*** Opening GIVEN RECORDS ***

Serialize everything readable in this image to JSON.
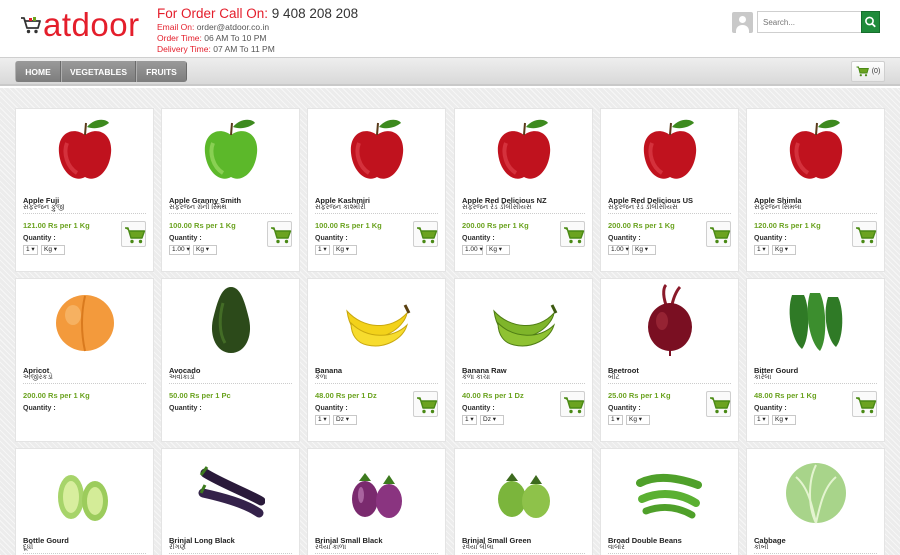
{
  "header": {
    "logo_text": "atdoor",
    "call_label": "For Order Call On:",
    "call_number": "9 408 208 208",
    "email_label": "Email On:",
    "email_value": "order@atdoor.co.in",
    "order_time_label": "Order Time:",
    "order_time_value": "06 AM To 10 PM",
    "delivery_time_label": "Delivery Time:",
    "delivery_time_value": "07 AM To 11 PM",
    "search_placeholder": "Search..."
  },
  "nav": {
    "items": [
      "HOME",
      "VEGETABLES",
      "FRUITS"
    ],
    "cart_count": "(0)"
  },
  "colors": {
    "brand_red": "#e41e2b",
    "price_green": "#6ba320",
    "search_button_green": "#1f8b3a",
    "nav_gray": "#8a8a8a"
  },
  "products": [
    {
      "name": "Apple Fuji",
      "gujarati": "સફરજન ફુજી",
      "price": "121.00 Rs per 1 Kg",
      "qty_label": "Quantity :",
      "qty": "1",
      "unit": "Kg",
      "has_cart": true,
      "icon": "red-apple"
    },
    {
      "name": "Apple Granny Smith",
      "gujarati": "સફરજન ગ્રેની સ્મિથ",
      "price": "100.00 Rs per 1 Kg",
      "qty_label": "Quantity :",
      "qty": "1.00",
      "unit": "Kg",
      "has_cart": true,
      "icon": "green-apple"
    },
    {
      "name": "Apple Kashmiri",
      "gujarati": "સફરજન કાશ્મીરી",
      "price": "100.00 Rs per 1 Kg",
      "qty_label": "Quantity :",
      "qty": "1",
      "unit": "Kg",
      "has_cart": true,
      "icon": "red-apple"
    },
    {
      "name": "Apple Red Delicious NZ",
      "gujarati": "સફરજન રેડ ડીલીસીયસ",
      "price": "200.00 Rs per 1 Kg",
      "qty_label": "Quantity :",
      "qty": "1.00",
      "unit": "Kg",
      "has_cart": true,
      "icon": "red-apple"
    },
    {
      "name": "Apple Red Delicious US",
      "gujarati": "સફરજન રેડ ડીલીસીયસ",
      "price": "200.00 Rs per 1 Kg",
      "qty_label": "Quantity :",
      "qty": "1.00",
      "unit": "Kg",
      "has_cart": true,
      "icon": "red-apple"
    },
    {
      "name": "Apple Shimla",
      "gujarati": "સફરજન સિમલા",
      "price": "120.00 Rs per 1 Kg",
      "qty_label": "Quantity :",
      "qty": "1",
      "unit": "Kg",
      "has_cart": true,
      "icon": "red-apple"
    },
    {
      "name": "Apricot",
      "gujarati": "અંજીરકડો",
      "price": "200.00 Rs per 1 Kg",
      "qty_label": "Quantity :",
      "qty": "",
      "unit": "",
      "has_cart": false,
      "icon": "apricot"
    },
    {
      "name": "Avocado",
      "gujarati": "અવોકાડો",
      "price": "50.00 Rs per 1 Pc",
      "qty_label": "Quantity :",
      "qty": "",
      "unit": "",
      "has_cart": false,
      "icon": "avocado"
    },
    {
      "name": "Banana",
      "gujarati": "કેળા",
      "price": "48.00 Rs per 1 Dz",
      "qty_label": "Quantity :",
      "qty": "1",
      "unit": "Dz",
      "has_cart": true,
      "icon": "banana"
    },
    {
      "name": "Banana Raw",
      "gujarati": "કેળા કાચા",
      "price": "40.00 Rs per 1 Dz",
      "qty_label": "Quantity :",
      "qty": "1",
      "unit": "Dz",
      "has_cart": true,
      "icon": "green-banana"
    },
    {
      "name": "Beetroot",
      "gujarati": "બીટ",
      "price": "25.00 Rs per 1 Kg",
      "qty_label": "Quantity :",
      "qty": "1",
      "unit": "Kg",
      "has_cart": true,
      "icon": "beetroot"
    },
    {
      "name": "Bitter Gourd",
      "gujarati": "કારેલા",
      "price": "48.00 Rs per 1 Kg",
      "qty_label": "Quantity :",
      "qty": "1",
      "unit": "Kg",
      "has_cart": true,
      "icon": "bitter-gourd"
    },
    {
      "name": "Bottle Gourd",
      "gujarati": "દૂધી",
      "price": "",
      "qty_label": "",
      "qty": "",
      "unit": "",
      "has_cart": false,
      "icon": "bottle-gourd"
    },
    {
      "name": "Brinjal Long Black",
      "gujarati": "રીંગણ",
      "price": "",
      "qty_label": "",
      "qty": "",
      "unit": "",
      "has_cart": false,
      "icon": "brinjal-long"
    },
    {
      "name": "Brinjal Small Black",
      "gujarati": "રવૈયા કાળા",
      "price": "",
      "qty_label": "",
      "qty": "",
      "unit": "",
      "has_cart": false,
      "icon": "brinjal-small"
    },
    {
      "name": "Brinjal Small Green",
      "gujarati": "રવૈયા લીલા",
      "price": "",
      "qty_label": "",
      "qty": "",
      "unit": "",
      "has_cart": false,
      "icon": "brinjal-green"
    },
    {
      "name": "Broad Double Beans",
      "gujarati": "વાલોર",
      "price": "",
      "qty_label": "",
      "qty": "",
      "unit": "",
      "has_cart": false,
      "icon": "beans"
    },
    {
      "name": "Cabbage",
      "gujarati": "કોબી",
      "price": "",
      "qty_label": "",
      "qty": "",
      "unit": "",
      "has_cart": false,
      "icon": "cabbage"
    }
  ]
}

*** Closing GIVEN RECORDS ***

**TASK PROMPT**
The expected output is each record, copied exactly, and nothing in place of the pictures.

**ANSWER SPACE**
Serialize everything readable in this image to JSON.
{
  "header": {
    "logo_text": "atdoor",
    "call_label": "For Order Call On:",
    "call_number": "9 408 208 208",
    "email_label": "Email On:",
    "email_value": "order@atdoor.co.in",
    "order_time_label": "Order Time:",
    "order_time_value": "06 AM To 10 PM",
    "delivery_time_label": "Delivery Time:",
    "delivery_time_value": "07 AM To 11 PM",
    "search_placeholder": "Search..."
  },
  "nav": {
    "items": [
      "HOME",
      "VEGETABLES",
      "FRUITS"
    ],
    "cart_count": "(0)"
  },
  "colors": {
    "brand_red": "#e41e2b",
    "price_green": "#6ba320",
    "search_button_green": "#1f8b3a",
    "nav_gray": "#8a8a8a"
  },
  "products": [
    {
      "name": "Apple Fuji",
      "gujarati": "સફરજન ફુજી",
      "price": "121.00 Rs per 1 Kg",
      "qty_label": "Quantity :",
      "qty": "1",
      "unit": "Kg",
      "has_cart": true,
      "icon": "red-apple"
    },
    {
      "name": "Apple Granny Smith",
      "gujarati": "સફરજન ગ્રેની સ્મિથ",
      "price": "100.00 Rs per 1 Kg",
      "qty_label": "Quantity :",
      "qty": "1.00",
      "unit": "Kg",
      "has_cart": true,
      "icon": "green-apple"
    },
    {
      "name": "Apple Kashmiri",
      "gujarati": "સફરજન કાશ્મીરી",
      "price": "100.00 Rs per 1 Kg",
      "qty_label": "Quantity :",
      "qty": "1",
      "unit": "Kg",
      "has_cart": true,
      "icon": "red-apple"
    },
    {
      "name": "Apple Red Delicious NZ",
      "gujarati": "સફરજન રેડ ડીલીસીયસ",
      "price": "200.00 Rs per 1 Kg",
      "qty_label": "Quantity :",
      "qty": "1.00",
      "unit": "Kg",
      "has_cart": true,
      "icon": "red-apple"
    },
    {
      "name": "Apple Red Delicious US",
      "gujarati": "સફરજન રેડ ડીલીસીયસ",
      "price": "200.00 Rs per 1 Kg",
      "qty_label": "Quantity :",
      "qty": "1.00",
      "unit": "Kg",
      "has_cart": true,
      "icon": "red-apple"
    },
    {
      "name": "Apple Shimla",
      "gujarati": "સફરજન સિમલા",
      "price": "120.00 Rs per 1 Kg",
      "qty_label": "Quantity :",
      "qty": "1",
      "unit": "Kg",
      "has_cart": true,
      "icon": "red-apple"
    },
    {
      "name": "Apricot",
      "gujarati": "અંજીરકડો",
      "price": "200.00 Rs per 1 Kg",
      "qty_label": "Quantity :",
      "qty": "",
      "unit": "",
      "has_cart": false,
      "icon": "apricot"
    },
    {
      "name": "Avocado",
      "gujarati": "અવોકાડો",
      "price": "50.00 Rs per 1 Pc",
      "qty_label": "Quantity :",
      "qty": "",
      "unit": "",
      "has_cart": false,
      "icon": "avocado"
    },
    {
      "name": "Banana",
      "gujarati": "કેળા",
      "price": "48.00 Rs per 1 Dz",
      "qty_label": "Quantity :",
      "qty": "1",
      "unit": "Dz",
      "has_cart": true,
      "icon": "banana"
    },
    {
      "name": "Banana Raw",
      "gujarati": "કેળા કાચા",
      "price": "40.00 Rs per 1 Dz",
      "qty_label": "Quantity :",
      "qty": "1",
      "unit": "Dz",
      "has_cart": true,
      "icon": "green-banana"
    },
    {
      "name": "Beetroot",
      "gujarati": "બીટ",
      "price": "25.00 Rs per 1 Kg",
      "qty_label": "Quantity :",
      "qty": "1",
      "unit": "Kg",
      "has_cart": true,
      "icon": "beetroot"
    },
    {
      "name": "Bitter Gourd",
      "gujarati": "કારેલા",
      "price": "48.00 Rs per 1 Kg",
      "qty_label": "Quantity :",
      "qty": "1",
      "unit": "Kg",
      "has_cart": true,
      "icon": "bitter-gourd"
    },
    {
      "name": "Bottle Gourd",
      "gujarati": "દૂધી",
      "price": "",
      "qty_label": "",
      "qty": "",
      "unit": "",
      "has_cart": false,
      "icon": "bottle-gourd"
    },
    {
      "name": "Brinjal Long Black",
      "gujarati": "રીંગણ",
      "price": "",
      "qty_label": "",
      "qty": "",
      "unit": "",
      "has_cart": false,
      "icon": "brinjal-long"
    },
    {
      "name": "Brinjal Small Black",
      "gujarati": "રવૈયા કાળા",
      "price": "",
      "qty_label": "",
      "qty": "",
      "unit": "",
      "has_cart": false,
      "icon": "brinjal-small"
    },
    {
      "name": "Brinjal Small Green",
      "gujarati": "રવૈયા લીલા",
      "price": "",
      "qty_label": "",
      "qty": "",
      "unit": "",
      "has_cart": false,
      "icon": "brinjal-green"
    },
    {
      "name": "Broad Double Beans",
      "gujarati": "વાલોર",
      "price": "",
      "qty_label": "",
      "qty": "",
      "unit": "",
      "has_cart": false,
      "icon": "beans"
    },
    {
      "name": "Cabbage",
      "gujarati": "કોબી",
      "price": "",
      "qty_label": "",
      "qty": "",
      "unit": "",
      "has_cart": false,
      "icon": "cabbage"
    }
  ]
}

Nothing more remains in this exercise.